START Data to process
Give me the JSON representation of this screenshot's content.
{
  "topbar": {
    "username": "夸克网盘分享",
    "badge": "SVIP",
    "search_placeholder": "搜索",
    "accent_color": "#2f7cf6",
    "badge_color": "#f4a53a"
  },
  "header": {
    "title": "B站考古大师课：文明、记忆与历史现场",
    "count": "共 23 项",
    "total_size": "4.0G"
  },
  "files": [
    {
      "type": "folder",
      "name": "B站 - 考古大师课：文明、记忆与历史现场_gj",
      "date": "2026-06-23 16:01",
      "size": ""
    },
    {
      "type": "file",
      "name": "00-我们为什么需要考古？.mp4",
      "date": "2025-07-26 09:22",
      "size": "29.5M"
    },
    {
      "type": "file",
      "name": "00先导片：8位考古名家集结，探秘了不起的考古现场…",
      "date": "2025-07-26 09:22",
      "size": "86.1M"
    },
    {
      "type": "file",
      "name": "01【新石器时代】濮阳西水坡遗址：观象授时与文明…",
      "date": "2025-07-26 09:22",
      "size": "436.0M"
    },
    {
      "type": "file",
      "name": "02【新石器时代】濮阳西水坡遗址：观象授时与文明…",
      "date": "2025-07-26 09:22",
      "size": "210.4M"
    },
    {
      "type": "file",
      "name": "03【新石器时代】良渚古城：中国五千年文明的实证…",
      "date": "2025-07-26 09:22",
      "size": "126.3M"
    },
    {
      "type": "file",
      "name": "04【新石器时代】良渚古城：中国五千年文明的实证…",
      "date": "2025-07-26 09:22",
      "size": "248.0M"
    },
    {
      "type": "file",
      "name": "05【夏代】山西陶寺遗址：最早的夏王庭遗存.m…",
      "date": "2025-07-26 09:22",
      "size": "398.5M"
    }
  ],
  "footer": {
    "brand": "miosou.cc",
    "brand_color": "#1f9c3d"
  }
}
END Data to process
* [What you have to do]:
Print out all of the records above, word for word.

* [Finished task]:
Give me the JSON representation of this screenshot's content.
{
  "topbar": {
    "username": "夸克网盘分享",
    "badge": "SVIP",
    "search_placeholder": "搜索",
    "accent_color": "#2f7cf6",
    "badge_color": "#f4a53a"
  },
  "header": {
    "title": "B站考古大师课：文明、记忆与历史现场",
    "count": "共 23 项",
    "total_size": "4.0G"
  },
  "files": [
    {
      "type": "folder",
      "name": "B站 - 考古大师课：文明、记忆与历史现场_gj",
      "date": "2026-06-23 16:01",
      "size": ""
    },
    {
      "type": "file",
      "name": "00-我们为什么需要考古？.mp4",
      "date": "2025-07-26 09:22",
      "size": "29.5M"
    },
    {
      "type": "file",
      "name": "00先导片：8位考古名家集结，探秘了不起的考古现场…",
      "date": "2025-07-26 09:22",
      "size": "86.1M"
    },
    {
      "type": "file",
      "name": "01【新石器时代】濮阳西水坡遗址：观象授时与文明…",
      "date": "2025-07-26 09:22",
      "size": "436.0M"
    },
    {
      "type": "file",
      "name": "02【新石器时代】濮阳西水坡遗址：观象授时与文明…",
      "date": "2025-07-26 09:22",
      "size": "210.4M"
    },
    {
      "type": "file",
      "name": "03【新石器时代】良渚古城：中国五千年文明的实证…",
      "date": "2025-07-26 09:22",
      "size": "126.3M"
    },
    {
      "type": "file",
      "name": "04【新石器时代】良渚古城：中国五千年文明的实证…",
      "date": "2025-07-26 09:22",
      "size": "248.0M"
    },
    {
      "type": "file",
      "name": "05【夏代】山西陶寺遗址：最早的夏王庭遗存.m…",
      "date": "2025-07-26 09:22",
      "size": "398.5M"
    }
  ],
  "footer": {
    "brand": "miosou.cc",
    "brand_color": "#1f9c3d"
  }
}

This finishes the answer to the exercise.